Directions: Every line below that contains the word "colleges" must be copied.

Records for this exercise:

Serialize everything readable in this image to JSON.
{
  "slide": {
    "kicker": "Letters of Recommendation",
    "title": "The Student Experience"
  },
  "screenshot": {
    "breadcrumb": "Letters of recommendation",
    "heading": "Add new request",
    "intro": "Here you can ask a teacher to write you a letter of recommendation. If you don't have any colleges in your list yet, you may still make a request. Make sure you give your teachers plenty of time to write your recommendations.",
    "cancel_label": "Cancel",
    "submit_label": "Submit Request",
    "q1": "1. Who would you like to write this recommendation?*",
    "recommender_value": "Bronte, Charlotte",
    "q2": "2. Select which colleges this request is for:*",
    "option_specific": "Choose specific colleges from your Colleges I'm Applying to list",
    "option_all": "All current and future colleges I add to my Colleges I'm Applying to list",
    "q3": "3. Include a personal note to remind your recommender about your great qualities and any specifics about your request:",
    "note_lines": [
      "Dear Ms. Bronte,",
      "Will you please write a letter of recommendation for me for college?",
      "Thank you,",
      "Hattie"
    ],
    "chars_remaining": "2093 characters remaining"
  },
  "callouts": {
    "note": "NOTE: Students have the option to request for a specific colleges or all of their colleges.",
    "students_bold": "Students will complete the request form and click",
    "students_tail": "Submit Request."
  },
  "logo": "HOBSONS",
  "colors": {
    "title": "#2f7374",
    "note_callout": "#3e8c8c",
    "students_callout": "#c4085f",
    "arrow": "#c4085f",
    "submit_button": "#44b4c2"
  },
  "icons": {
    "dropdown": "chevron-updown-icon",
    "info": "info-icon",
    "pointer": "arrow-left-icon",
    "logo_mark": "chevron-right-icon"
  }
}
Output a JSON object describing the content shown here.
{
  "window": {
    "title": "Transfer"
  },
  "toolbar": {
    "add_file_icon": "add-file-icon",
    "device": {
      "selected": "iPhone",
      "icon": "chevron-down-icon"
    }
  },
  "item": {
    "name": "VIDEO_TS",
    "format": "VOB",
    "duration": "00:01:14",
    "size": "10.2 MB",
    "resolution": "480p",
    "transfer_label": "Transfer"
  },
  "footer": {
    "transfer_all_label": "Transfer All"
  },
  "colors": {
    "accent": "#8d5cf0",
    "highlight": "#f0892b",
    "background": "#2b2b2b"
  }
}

Task solution:
    "intro": "Here you can ask a teacher to write you a letter of recommendation. If you don't have any colleges in your list yet, you may still make a request. Make sure you give your teachers plenty of time to write your recommendations.",
    "q2": "2. Select which colleges this request is for:*",
    "option_specific": "Choose specific colleges from your Colleges I'm Applying to list",
    "option_all": "All current and future colleges I add to my Colleges I'm Applying to list",
    "note": "NOTE: Students have the option to request for a specific colleges or all of their colleges.",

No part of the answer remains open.